--- START ---

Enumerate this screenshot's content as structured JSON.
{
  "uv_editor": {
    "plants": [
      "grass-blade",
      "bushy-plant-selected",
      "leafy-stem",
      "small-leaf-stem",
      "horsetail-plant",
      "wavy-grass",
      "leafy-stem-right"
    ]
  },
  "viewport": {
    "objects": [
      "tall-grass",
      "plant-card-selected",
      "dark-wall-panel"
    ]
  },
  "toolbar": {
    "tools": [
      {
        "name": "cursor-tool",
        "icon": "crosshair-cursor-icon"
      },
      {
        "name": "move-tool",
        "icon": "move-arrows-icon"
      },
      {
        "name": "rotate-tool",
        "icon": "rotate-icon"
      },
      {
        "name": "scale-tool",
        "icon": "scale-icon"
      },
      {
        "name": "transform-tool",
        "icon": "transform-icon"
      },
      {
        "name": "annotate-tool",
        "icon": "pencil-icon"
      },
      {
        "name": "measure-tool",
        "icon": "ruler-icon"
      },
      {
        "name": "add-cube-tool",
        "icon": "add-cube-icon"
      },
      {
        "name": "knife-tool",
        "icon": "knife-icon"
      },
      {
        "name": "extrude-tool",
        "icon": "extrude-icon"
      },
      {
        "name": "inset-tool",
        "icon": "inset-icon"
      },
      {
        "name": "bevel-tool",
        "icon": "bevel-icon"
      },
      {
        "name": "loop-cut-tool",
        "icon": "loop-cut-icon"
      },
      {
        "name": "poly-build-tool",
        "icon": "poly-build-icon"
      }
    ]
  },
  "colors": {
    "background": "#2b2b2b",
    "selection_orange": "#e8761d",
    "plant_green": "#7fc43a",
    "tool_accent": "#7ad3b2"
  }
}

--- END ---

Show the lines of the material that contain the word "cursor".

        "name": "cursor-tool",
        "icon": "crosshair-cursor-icon"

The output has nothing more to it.